Emerging research, based on coronary computed tomography angiography (CCTA) findings, suggests that a lipid core burden greater than or equal to 2.8 percent in patients with non-ST-segment elevation (NSTE) acute coronary syndrome (ACS) is associated with significantly elevated risk for major adverse cardiovascular events (MACEs).
For the multicenter prospective study, recently published in Radiology, researchers reviewed data from 342 patients with NSTE ACS (mean age of 57.9) who had CCTA exams within a day of undergoing invasive coronary angiography (ICA).
Data from a median follow-up period of four years revealed that 29.7 percent of the study cohort had MACEs, ranging from 41 hospitalizations for unstable angina to eight cardiac deaths. The researchers also noted that MACEs related to non-revascularized plaque occurred in 23.9 percent of the cohort.
For a 39-year-old study participant, the initial imaging (A) revealed a low attenuation plaque without significant stenosis. The study participant had lipid core volume of 33.94 mm3 and lipid core burden of 15.39 percent at that time. The index invasive coronary angiogram (B) also revealed no significant stenosis at the same site. Upon hospitalization for unstable angina 2.8 years later, the patient’s invasive coronary angiogram 2.8 years later (C) revealed significant stenosis at the same site. (Images courtesy of Radiology.)
The study findings showed that those with MACEs related to non-revascularized plaque had significantly higher lipid core volume (37.6 mm3 vs. 7.3 mm3) and lipid core burden (12.8 percent vs. 3.8 percent) in comparison to study participants who did not have non-revascularized plaque-related MACEs. The researchers also noted a 12.6 hazard ratio for MACEs in participants with a lipid core burden greater than or equal to 2.8 percent in comparison to those who had less than a 2.8 percent lipid core burden.
“In our study, plaque-level lipid core burden and volume were both independent predictors of future non-revascularized plaque-related MACEs, suggesting that lipid-rich plaques were at high risk for future adverse events,” wrote study co-author Bin Lu, M.D., a professor and director of the Department of Radiology at Fuwai Hospital, Peking Union Medical College and the Chinese Academy of Medical Sciences in Beijing, China, and colleagues.
Noting challenges and risks with three-vessel intravascular imaging, the researchers suggested the use of software (Frontier, Siemens Healthineers) that can quantify plaque on CCTA could facilitate more efficient and accurate risk assessment.

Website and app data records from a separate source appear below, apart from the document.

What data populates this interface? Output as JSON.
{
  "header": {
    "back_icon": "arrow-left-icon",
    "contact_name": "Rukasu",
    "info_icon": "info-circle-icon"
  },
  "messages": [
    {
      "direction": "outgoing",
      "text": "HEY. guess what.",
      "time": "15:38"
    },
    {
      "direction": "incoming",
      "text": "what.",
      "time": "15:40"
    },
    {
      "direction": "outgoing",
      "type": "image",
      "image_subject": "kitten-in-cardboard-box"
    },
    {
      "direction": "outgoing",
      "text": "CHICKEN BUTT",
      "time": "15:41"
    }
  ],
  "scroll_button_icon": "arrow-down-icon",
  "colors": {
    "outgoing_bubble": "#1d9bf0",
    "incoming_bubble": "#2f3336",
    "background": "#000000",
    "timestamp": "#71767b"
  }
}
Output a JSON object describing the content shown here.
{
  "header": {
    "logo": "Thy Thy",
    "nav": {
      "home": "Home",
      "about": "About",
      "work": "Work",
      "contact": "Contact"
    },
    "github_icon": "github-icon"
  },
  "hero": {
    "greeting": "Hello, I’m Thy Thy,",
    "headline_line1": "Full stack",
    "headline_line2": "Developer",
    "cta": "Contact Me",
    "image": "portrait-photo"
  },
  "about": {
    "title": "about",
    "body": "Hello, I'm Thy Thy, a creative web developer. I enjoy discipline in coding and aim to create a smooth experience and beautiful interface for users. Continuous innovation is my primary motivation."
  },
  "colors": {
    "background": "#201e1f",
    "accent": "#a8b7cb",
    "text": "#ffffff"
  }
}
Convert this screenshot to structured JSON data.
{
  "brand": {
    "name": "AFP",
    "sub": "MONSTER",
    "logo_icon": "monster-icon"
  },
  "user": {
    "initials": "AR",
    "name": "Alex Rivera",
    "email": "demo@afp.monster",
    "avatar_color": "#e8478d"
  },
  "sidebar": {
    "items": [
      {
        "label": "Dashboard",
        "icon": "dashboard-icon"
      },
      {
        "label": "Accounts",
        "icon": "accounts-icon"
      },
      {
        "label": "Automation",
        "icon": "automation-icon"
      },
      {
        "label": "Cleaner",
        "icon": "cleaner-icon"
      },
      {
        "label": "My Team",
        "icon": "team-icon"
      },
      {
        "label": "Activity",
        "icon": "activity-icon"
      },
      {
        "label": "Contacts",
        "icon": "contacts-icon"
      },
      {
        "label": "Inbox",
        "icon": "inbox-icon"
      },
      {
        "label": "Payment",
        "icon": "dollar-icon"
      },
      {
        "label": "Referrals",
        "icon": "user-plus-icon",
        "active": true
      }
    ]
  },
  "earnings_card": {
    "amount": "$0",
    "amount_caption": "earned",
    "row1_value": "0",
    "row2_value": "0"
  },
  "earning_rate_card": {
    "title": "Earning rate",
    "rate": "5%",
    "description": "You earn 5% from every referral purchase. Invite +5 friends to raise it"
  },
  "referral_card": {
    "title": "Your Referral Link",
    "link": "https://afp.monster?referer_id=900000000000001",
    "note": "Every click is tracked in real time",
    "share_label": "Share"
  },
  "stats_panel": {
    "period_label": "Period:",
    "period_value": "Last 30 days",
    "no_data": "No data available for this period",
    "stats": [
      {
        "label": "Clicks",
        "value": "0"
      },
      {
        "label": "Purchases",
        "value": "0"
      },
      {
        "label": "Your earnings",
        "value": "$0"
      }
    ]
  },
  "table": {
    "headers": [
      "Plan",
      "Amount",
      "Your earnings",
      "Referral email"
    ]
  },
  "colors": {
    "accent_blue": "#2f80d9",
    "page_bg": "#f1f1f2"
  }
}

“With the development of semiautomatic software for quantification of plaque information at CCTA, it is possible to quantify lipid core burden and volume rapidly,” emphasized Lu and colleagues. “In the current study, the interclass correlation coefficients ranged from 0.74 to 0.86 for interobserver and intra-observer agreement of lipid core burden and volume at the participant and plaque levels, reflecting the robustness of the software.”
In regard to study limitations, the researchers acknowledged that the diagnosis of NSTE ACS in all study participants may limit extrapolation of the study findings to patients with chronic coronary syndrome, ST-elevation myocardial infraction or very high-risk NSTE ACS.